Page and application data records
* * * * * * * * *
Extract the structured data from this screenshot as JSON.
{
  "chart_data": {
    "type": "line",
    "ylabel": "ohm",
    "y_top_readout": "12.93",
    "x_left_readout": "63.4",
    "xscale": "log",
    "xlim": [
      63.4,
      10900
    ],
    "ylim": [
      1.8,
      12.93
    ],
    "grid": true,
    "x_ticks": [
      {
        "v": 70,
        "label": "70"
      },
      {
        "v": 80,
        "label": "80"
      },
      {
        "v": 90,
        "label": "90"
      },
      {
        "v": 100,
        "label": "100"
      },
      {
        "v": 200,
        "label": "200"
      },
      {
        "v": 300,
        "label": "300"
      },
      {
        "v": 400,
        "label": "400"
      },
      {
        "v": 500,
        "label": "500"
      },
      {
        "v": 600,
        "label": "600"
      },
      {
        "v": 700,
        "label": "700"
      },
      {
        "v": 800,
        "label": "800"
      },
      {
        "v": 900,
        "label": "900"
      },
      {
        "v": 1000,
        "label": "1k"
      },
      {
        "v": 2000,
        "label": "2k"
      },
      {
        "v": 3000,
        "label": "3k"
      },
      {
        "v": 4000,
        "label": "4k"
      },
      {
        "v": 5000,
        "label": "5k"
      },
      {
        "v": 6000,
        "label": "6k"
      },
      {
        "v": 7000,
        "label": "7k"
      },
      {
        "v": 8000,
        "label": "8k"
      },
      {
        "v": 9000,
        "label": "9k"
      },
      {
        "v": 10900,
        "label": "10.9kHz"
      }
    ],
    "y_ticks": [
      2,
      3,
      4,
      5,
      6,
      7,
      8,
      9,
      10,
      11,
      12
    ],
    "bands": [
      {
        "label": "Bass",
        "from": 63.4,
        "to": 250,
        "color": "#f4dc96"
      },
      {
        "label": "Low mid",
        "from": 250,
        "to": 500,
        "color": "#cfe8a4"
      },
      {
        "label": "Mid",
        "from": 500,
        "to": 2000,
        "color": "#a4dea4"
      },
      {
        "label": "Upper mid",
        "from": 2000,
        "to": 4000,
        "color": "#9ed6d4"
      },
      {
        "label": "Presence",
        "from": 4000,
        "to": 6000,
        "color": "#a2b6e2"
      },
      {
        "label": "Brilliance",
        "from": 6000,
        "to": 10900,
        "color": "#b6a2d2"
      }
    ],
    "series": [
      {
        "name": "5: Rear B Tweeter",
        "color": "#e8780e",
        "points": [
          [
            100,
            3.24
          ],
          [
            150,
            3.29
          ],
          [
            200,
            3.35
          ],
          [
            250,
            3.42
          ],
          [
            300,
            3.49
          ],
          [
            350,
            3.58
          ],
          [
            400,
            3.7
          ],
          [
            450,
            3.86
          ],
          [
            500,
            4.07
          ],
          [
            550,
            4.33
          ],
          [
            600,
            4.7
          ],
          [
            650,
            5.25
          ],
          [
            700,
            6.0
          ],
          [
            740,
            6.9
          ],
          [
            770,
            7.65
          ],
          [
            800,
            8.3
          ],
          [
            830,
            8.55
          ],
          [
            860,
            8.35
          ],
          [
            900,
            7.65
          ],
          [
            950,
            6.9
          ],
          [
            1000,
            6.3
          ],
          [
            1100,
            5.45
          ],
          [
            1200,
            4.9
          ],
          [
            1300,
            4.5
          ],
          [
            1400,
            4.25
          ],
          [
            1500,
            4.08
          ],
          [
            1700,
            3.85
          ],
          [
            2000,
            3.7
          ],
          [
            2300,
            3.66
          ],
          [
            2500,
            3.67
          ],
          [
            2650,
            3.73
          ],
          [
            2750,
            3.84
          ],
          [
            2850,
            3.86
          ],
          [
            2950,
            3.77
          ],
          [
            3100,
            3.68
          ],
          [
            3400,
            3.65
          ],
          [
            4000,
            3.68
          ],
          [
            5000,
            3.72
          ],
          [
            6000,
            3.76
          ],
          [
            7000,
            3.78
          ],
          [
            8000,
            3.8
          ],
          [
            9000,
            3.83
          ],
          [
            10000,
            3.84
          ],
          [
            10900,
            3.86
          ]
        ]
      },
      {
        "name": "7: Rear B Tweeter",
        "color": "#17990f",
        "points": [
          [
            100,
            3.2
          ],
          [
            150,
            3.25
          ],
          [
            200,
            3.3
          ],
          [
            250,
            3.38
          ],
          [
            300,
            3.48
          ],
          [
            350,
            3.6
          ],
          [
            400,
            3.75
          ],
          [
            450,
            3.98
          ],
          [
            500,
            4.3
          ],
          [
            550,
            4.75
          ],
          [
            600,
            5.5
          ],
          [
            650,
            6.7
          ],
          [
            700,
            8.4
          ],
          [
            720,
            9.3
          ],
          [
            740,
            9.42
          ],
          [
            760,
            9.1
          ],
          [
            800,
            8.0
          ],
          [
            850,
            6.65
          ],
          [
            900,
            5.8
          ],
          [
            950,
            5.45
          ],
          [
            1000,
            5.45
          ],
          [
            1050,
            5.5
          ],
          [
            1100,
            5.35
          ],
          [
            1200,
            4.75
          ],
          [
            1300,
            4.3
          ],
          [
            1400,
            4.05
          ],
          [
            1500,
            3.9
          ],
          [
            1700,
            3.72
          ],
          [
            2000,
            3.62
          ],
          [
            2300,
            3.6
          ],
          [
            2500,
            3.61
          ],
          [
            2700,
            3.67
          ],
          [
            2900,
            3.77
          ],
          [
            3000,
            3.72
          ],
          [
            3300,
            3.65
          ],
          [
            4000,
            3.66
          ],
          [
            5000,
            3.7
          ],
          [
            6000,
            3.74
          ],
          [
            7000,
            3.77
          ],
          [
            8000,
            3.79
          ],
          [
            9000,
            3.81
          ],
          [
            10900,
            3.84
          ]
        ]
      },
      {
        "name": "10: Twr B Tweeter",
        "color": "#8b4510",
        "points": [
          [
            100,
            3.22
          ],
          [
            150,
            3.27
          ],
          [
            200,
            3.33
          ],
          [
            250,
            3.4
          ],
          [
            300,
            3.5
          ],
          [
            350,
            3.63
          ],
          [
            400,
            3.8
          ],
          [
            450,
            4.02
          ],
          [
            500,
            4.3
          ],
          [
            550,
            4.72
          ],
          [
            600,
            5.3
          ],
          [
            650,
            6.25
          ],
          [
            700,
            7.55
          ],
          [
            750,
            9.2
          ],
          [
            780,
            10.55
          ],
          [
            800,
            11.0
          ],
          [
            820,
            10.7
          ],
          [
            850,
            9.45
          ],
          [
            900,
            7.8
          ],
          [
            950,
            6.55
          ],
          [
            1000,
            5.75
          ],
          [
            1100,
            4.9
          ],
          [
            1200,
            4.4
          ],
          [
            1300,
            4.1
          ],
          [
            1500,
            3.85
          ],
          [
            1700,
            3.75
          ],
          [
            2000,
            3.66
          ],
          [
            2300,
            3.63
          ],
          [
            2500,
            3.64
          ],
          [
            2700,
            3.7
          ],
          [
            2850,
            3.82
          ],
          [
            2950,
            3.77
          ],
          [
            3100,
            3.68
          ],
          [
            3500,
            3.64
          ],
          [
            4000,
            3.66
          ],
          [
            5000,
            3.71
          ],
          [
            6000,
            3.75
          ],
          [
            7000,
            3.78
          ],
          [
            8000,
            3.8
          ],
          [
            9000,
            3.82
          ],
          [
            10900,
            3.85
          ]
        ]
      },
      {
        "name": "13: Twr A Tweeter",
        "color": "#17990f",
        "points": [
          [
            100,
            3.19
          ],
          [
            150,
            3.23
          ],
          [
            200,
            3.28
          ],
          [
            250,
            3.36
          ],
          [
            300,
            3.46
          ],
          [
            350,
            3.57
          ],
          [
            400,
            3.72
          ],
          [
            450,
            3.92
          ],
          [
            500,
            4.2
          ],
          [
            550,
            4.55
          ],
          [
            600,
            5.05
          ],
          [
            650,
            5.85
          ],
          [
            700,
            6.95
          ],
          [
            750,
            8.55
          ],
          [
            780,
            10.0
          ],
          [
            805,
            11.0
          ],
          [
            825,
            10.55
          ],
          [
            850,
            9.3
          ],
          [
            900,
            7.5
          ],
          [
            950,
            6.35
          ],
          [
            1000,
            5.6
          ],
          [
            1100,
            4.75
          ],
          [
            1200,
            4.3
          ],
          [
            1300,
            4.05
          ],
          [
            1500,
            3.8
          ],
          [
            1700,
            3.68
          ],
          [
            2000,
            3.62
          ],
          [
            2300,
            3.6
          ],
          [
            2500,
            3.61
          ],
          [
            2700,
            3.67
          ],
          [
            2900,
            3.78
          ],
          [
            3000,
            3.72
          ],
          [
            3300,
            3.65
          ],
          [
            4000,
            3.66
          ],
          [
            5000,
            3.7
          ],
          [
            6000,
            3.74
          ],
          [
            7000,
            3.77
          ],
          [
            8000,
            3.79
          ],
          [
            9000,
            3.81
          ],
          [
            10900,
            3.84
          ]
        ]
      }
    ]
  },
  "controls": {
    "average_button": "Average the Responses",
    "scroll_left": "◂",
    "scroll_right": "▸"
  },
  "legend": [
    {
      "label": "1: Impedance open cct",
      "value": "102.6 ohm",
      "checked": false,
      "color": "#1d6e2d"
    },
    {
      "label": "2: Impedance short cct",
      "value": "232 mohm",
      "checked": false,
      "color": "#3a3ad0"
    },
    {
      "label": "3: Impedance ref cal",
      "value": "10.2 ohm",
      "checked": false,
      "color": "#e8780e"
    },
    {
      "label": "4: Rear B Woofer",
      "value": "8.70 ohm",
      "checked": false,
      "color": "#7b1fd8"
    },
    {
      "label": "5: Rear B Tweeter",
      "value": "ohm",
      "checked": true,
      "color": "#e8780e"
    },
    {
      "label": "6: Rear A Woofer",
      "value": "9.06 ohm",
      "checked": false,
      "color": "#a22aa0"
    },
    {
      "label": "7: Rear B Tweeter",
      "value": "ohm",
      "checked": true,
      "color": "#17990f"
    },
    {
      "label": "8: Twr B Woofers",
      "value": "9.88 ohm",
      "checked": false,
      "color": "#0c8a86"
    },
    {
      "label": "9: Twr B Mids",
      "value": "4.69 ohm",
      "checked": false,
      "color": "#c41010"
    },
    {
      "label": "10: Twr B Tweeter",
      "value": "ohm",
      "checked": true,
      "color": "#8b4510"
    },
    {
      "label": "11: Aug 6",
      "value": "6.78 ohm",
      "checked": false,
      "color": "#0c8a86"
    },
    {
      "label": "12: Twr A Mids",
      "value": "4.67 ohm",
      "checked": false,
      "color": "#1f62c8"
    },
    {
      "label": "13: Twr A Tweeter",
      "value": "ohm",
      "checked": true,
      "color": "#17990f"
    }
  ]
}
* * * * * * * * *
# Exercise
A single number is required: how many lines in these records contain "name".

# Exercise answer
4